▶ _Try it_:
Match on the string "data" in the entries below and return every matching line.

*** Opening Supplied entries ***

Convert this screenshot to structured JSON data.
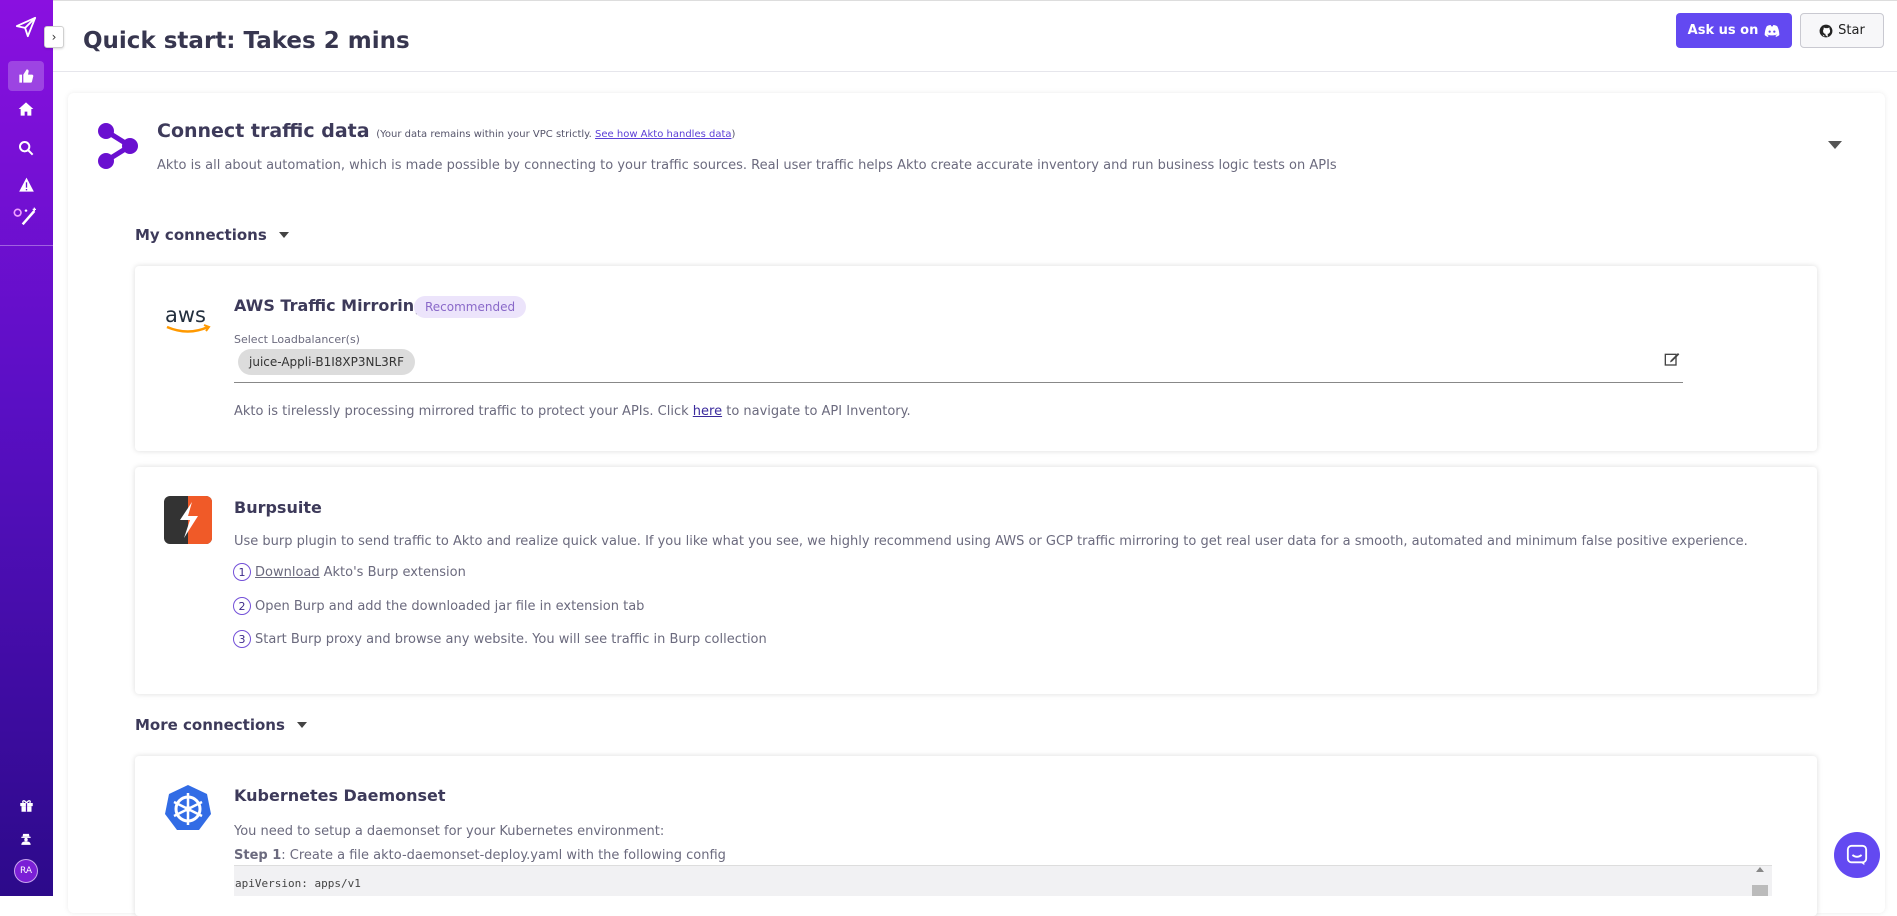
{
  "sidebar": {
    "avatar_initials": "RA",
    "icons": [
      "paper-plane-icon",
      "thumbs-up-icon",
      "home-icon",
      "search-icon",
      "warning-icon",
      "magic-wand-icon",
      "gift-icon",
      "user-secret-icon"
    ]
  },
  "header": {
    "title": "Quick start: Takes 2 mins",
    "ask_label": "Ask us on",
    "star_label": "Star"
  },
  "connect": {
    "title": "Connect traffic data",
    "note_prefix": "(Your data remains within your VPC strictly.",
    "note_link": "See how Akto handles data",
    "note_suffix": ")",
    "description": "Akto is all about automation, which is made possible by connecting to your traffic sources. Real user traffic helps Akto create accurate inventory and run business logic tests on APIs"
  },
  "my_connections": {
    "heading": "My connections"
  },
  "aws": {
    "logo_text": "aws",
    "title": "AWS Traffic Mirroring",
    "badge": "Recommended",
    "select_label": "Select Loadbalancer(s)",
    "chip": "juice-Appli-B1I8XP3NL3RF",
    "status_prefix": "Akto is tirelessly processing mirrored traffic to protect your APIs. Click",
    "status_link": "here",
    "status_suffix": "to navigate to API Inventory."
  },
  "burp": {
    "title": "Burpsuite",
    "description": "Use burp plugin to send traffic to Akto and realize quick value. If you like what you see, we highly recommend using AWS or GCP traffic mirroring to get real user data for a smooth, automated and minimum false positive experience.",
    "steps": [
      {
        "num": "1",
        "link": "Download",
        "text": "Akto's Burp extension"
      },
      {
        "num": "2",
        "text": "Open Burp and add the downloaded jar file in extension tab"
      },
      {
        "num": "3",
        "text": "Start Burp proxy and browse any website. You will see traffic in Burp collection"
      }
    ]
  },
  "more_connections": {
    "heading": "More connections"
  },
  "k8s": {
    "title": "Kubernetes Daemonset",
    "description": "You need to setup a daemonset for your Kubernetes environment:",
    "step1_bold": "Step 1",
    "step1_text": ": Create a file akto-daemonset-deploy.yaml with the following config",
    "code_line": "apiVersion: apps/v1"
  },
  "colors": {
    "sidebar_top": "#8a10e0",
    "sidebar_bottom": "#2c0a8a",
    "accent": "#6349f1",
    "badge_bg": "#ece4fb"
  }
}
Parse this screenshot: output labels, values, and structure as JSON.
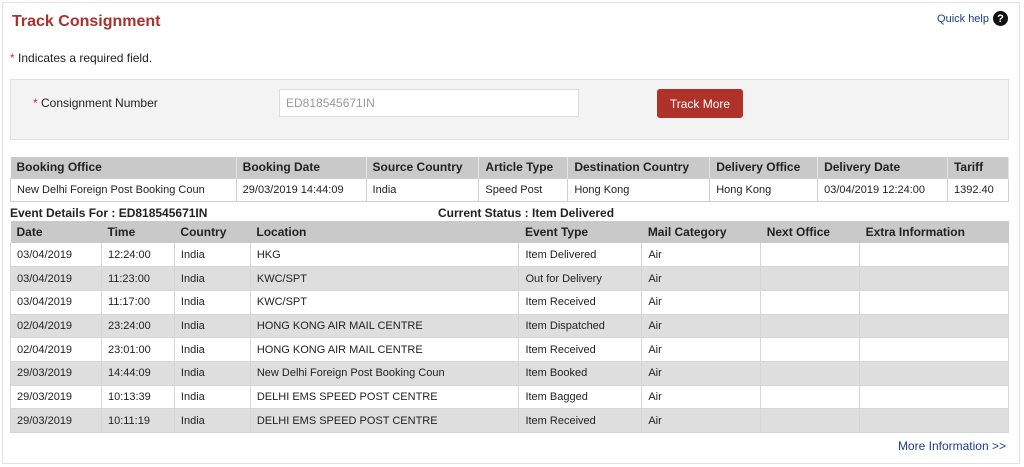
{
  "page": {
    "title": "Track Consignment",
    "quick_help": "Quick help",
    "required_note": "Indicates a required field.",
    "required_star": "*"
  },
  "form": {
    "label": "Consignment Number",
    "input_value": "ED818545671IN",
    "button_label": "Track More"
  },
  "booking": {
    "headers": [
      "Booking Office",
      "Booking Date",
      "Source Country",
      "Article Type",
      "Destination Country",
      "Delivery Office",
      "Delivery Date",
      "Tariff"
    ],
    "row": [
      "New Delhi Foreign Post Booking Coun",
      "29/03/2019 14:44:09",
      "India",
      "Speed Post",
      "Hong Kong",
      "Hong Kong",
      "03/04/2019 12:24:00",
      "1392.40"
    ]
  },
  "events": {
    "details_label": "Event Details For : ED818545671IN",
    "status_label": "Current Status : Item Delivered",
    "headers": [
      "Date",
      "Time",
      "Country",
      "Location",
      "Event Type",
      "Mail Category",
      "Next Office",
      "Extra Information"
    ],
    "rows": [
      [
        "03/04/2019",
        "12:24:00",
        "India",
        "HKG",
        "Item Delivered",
        "Air",
        "",
        ""
      ],
      [
        "03/04/2019",
        "11:23:00",
        "India",
        "KWC/SPT",
        "Out for Delivery",
        "Air",
        "",
        ""
      ],
      [
        "03/04/2019",
        "11:17:00",
        "India",
        "KWC/SPT",
        "Item Received",
        "Air",
        "",
        ""
      ],
      [
        "02/04/2019",
        "23:24:00",
        "India",
        "HONG KONG AIR MAIL CENTRE",
        "Item Dispatched",
        "Air",
        "",
        ""
      ],
      [
        "02/04/2019",
        "23:01:00",
        "India",
        "HONG KONG AIR MAIL CENTRE",
        "Item Received",
        "Air",
        "",
        ""
      ],
      [
        "29/03/2019",
        "14:44:09",
        "India",
        "New Delhi Foreign Post Booking Coun",
        "Item Booked",
        "Air",
        "",
        ""
      ],
      [
        "29/03/2019",
        "10:13:39",
        "India",
        "DELHI EMS SPEED POST CENTRE",
        "Item Bagged",
        "Air",
        "",
        ""
      ],
      [
        "29/03/2019",
        "10:11:19",
        "India",
        "DELHI EMS SPEED POST CENTRE",
        "Item Received",
        "Air",
        "",
        ""
      ]
    ]
  },
  "footer": {
    "more_info": "More Information >>"
  },
  "colors": {
    "brand_red": "#b0302a",
    "link_blue": "#1a3d8f"
  }
}
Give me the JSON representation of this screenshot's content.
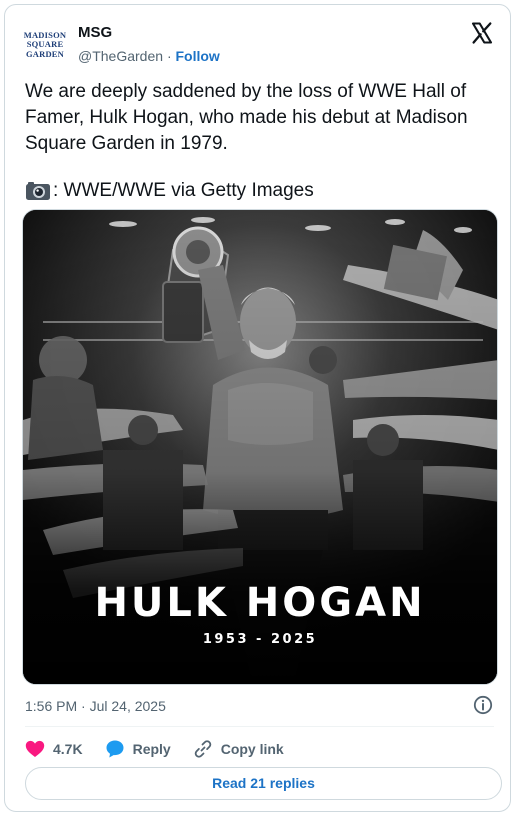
{
  "account": {
    "avatar_lines": [
      "MADISON",
      "SQUARE",
      "GARDEN"
    ],
    "name": "MSG",
    "handle": "@TheGarden",
    "separator": "·",
    "follow_label": "Follow"
  },
  "tweet": {
    "text": "We are deeply saddened by the loss of WWE Hall of Famer, Hulk Hogan, who made his debut at Madison Square Garden in 1979.",
    "credit_icon": "camera-icon",
    "credit_text": ": WWE/WWE via Getty Images"
  },
  "media": {
    "title": "HULK HOGAN",
    "years": "1953 - 2025"
  },
  "meta": {
    "timestamp": "1:56 PM · Jul 24, 2025"
  },
  "actions": {
    "like_count": "4.7K",
    "reply_label": "Reply",
    "copy_label": "Copy link"
  },
  "footer": {
    "read_replies_label": "Read 21 replies"
  },
  "colors": {
    "like": "#f91880",
    "reply": "#1d9bf0",
    "link": "#1d73c6",
    "muted": "#536471"
  }
}
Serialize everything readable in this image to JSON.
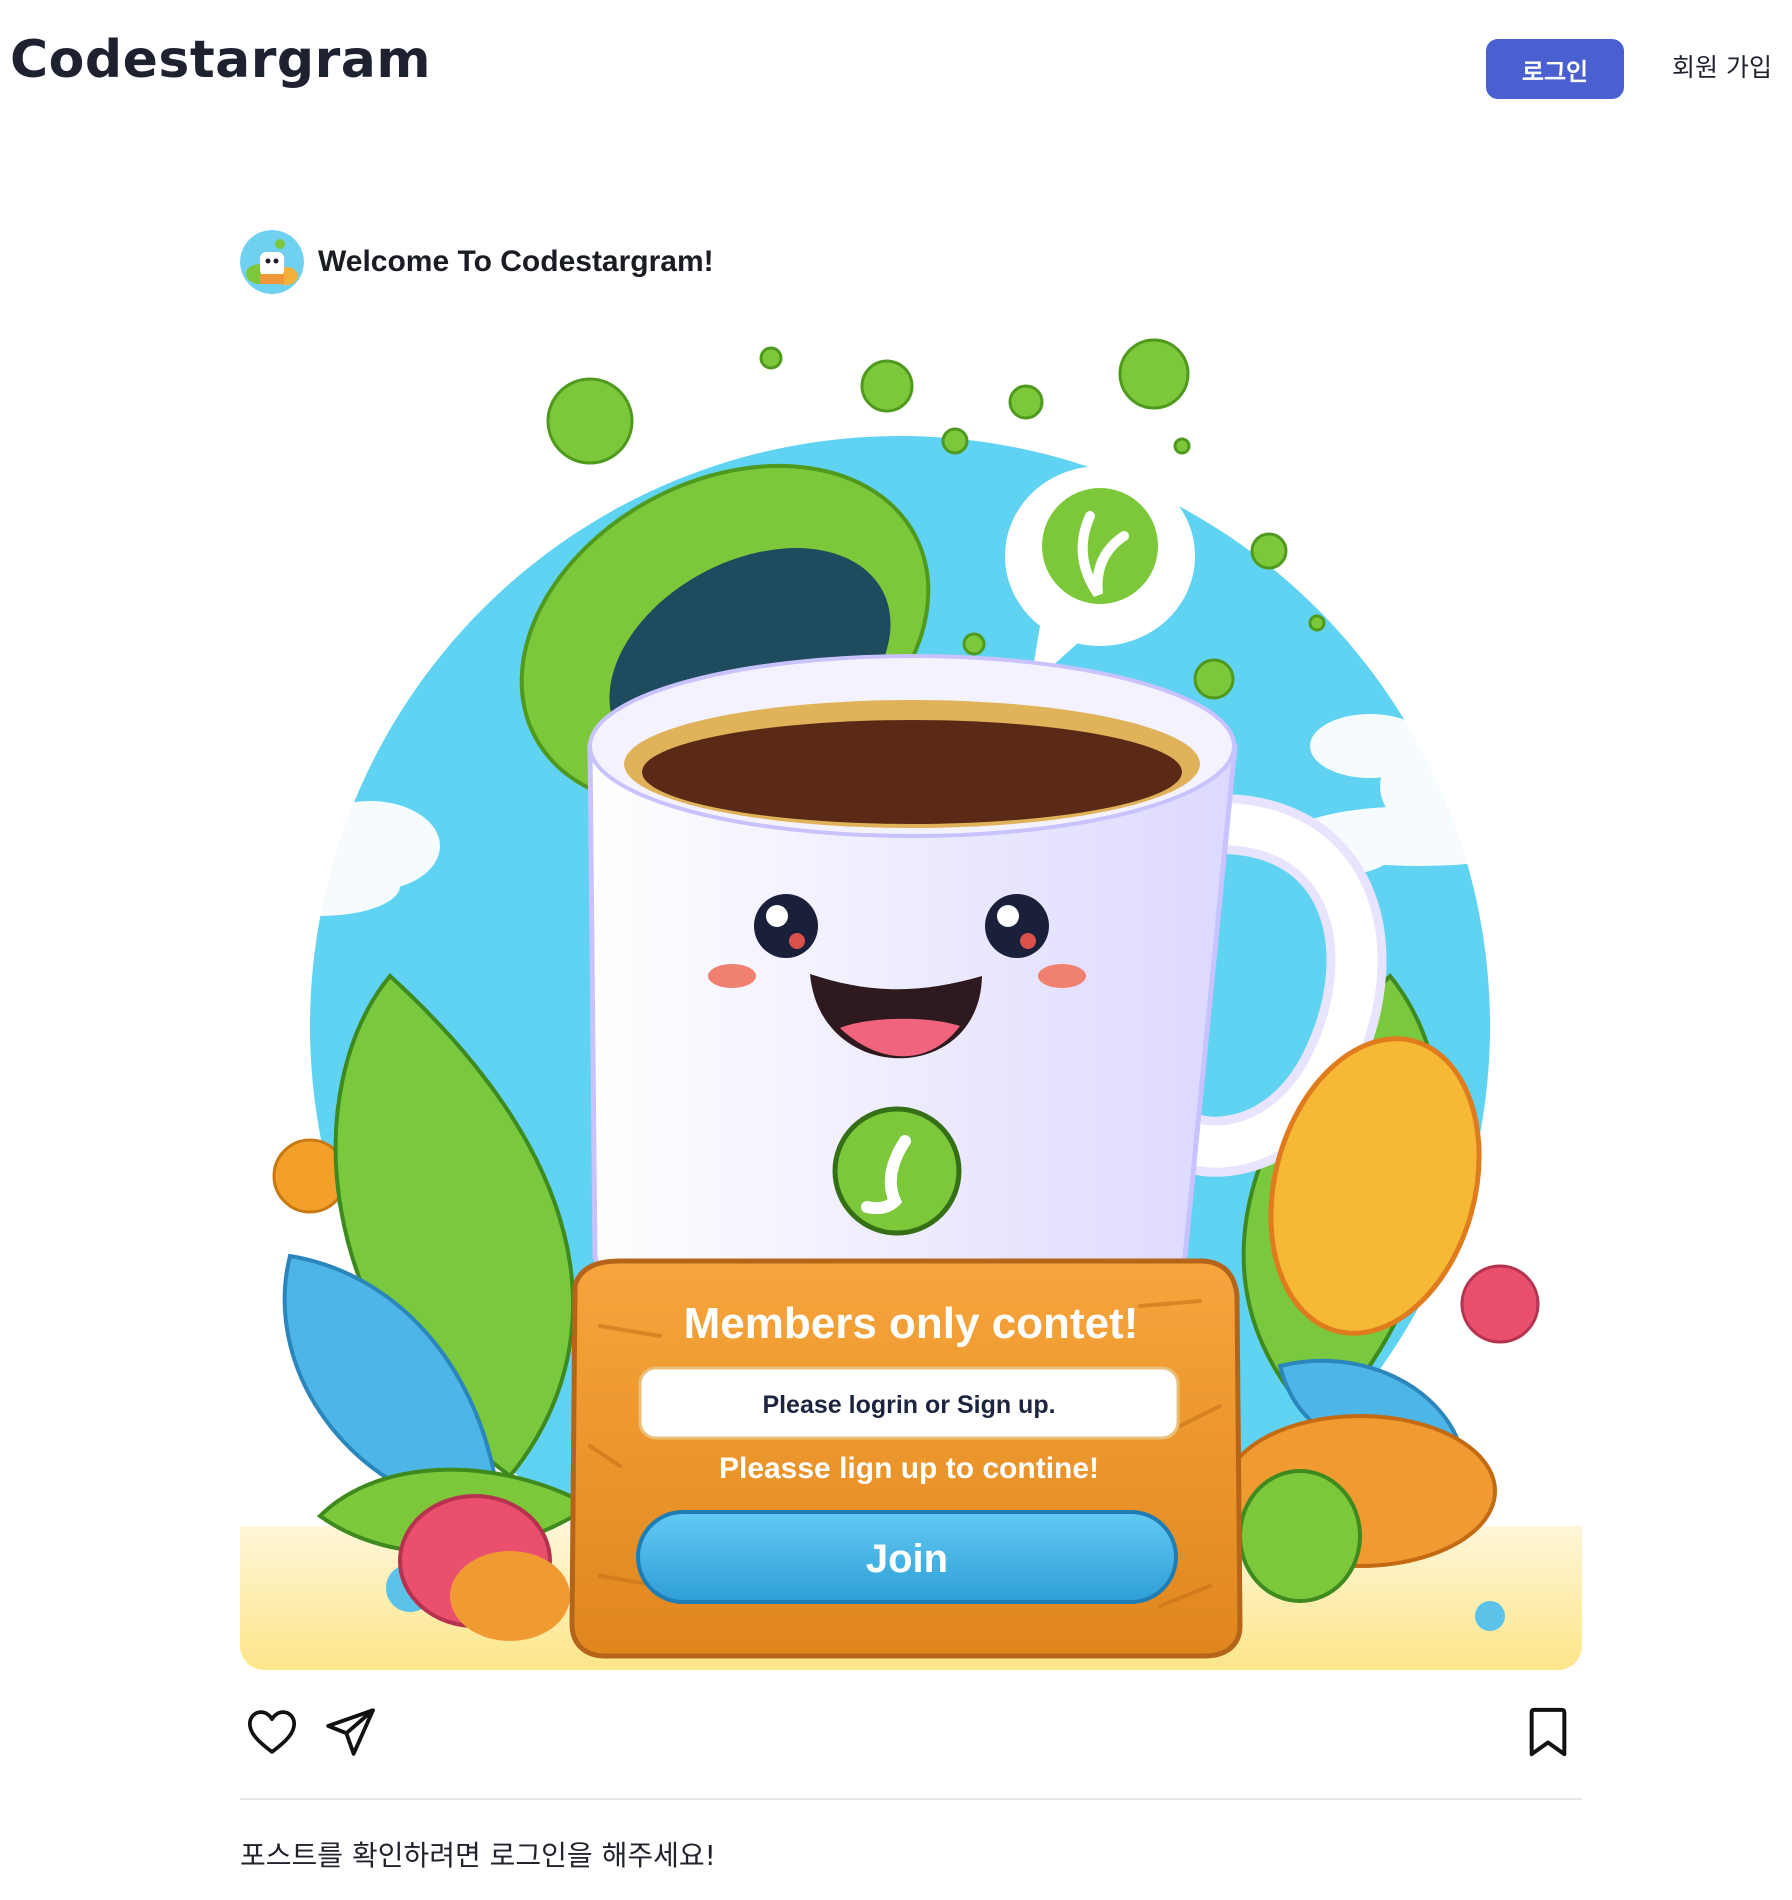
{
  "header": {
    "logo": "Codestargram",
    "login_label": "로그인",
    "signup_label": "회원 가입"
  },
  "post": {
    "author_title": "Welcome To Codestargram!",
    "image": {
      "sign_title": "Members only contet!",
      "field_text": "Please logrin or Sign up.",
      "subtitle": "Pleasse lign up to contine!",
      "button_label": "Join"
    },
    "actions": {
      "like_icon": "heart-icon",
      "share_icon": "send-icon",
      "bookmark_icon": "bookmark-icon"
    },
    "caption": "포스트를 확인하려면 로그인을 해주세요!"
  },
  "colors": {
    "accent": "#4a5fd0",
    "sky": "#5fd3f1",
    "green": "#7cc83a",
    "orange": "#f0a03c",
    "blue_button": "#45b6e6"
  }
}
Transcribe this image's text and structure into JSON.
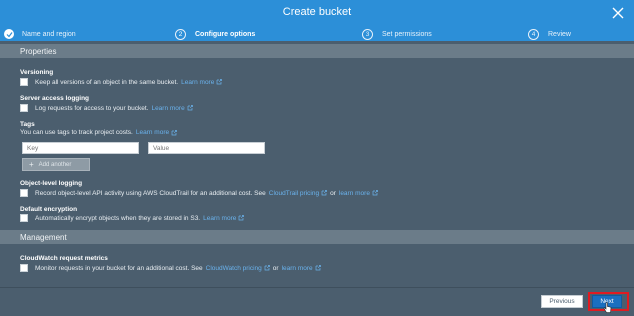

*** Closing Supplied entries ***

▶ _Solution_:
Convert this screenshot to structured JSON data.
    "title": "Connect traffic data",
    "note_prefix": "(Your data remains within your VPC strictly.",
    "note_link": "See how Akto handles data",
    "description": "Use burp plugin to send traffic to Akto and realize quick value. If you like what you see, we highly recommend using AWS or GCP traffic mirroring to get real user data for a smooth, automated and minimum false positive experience.",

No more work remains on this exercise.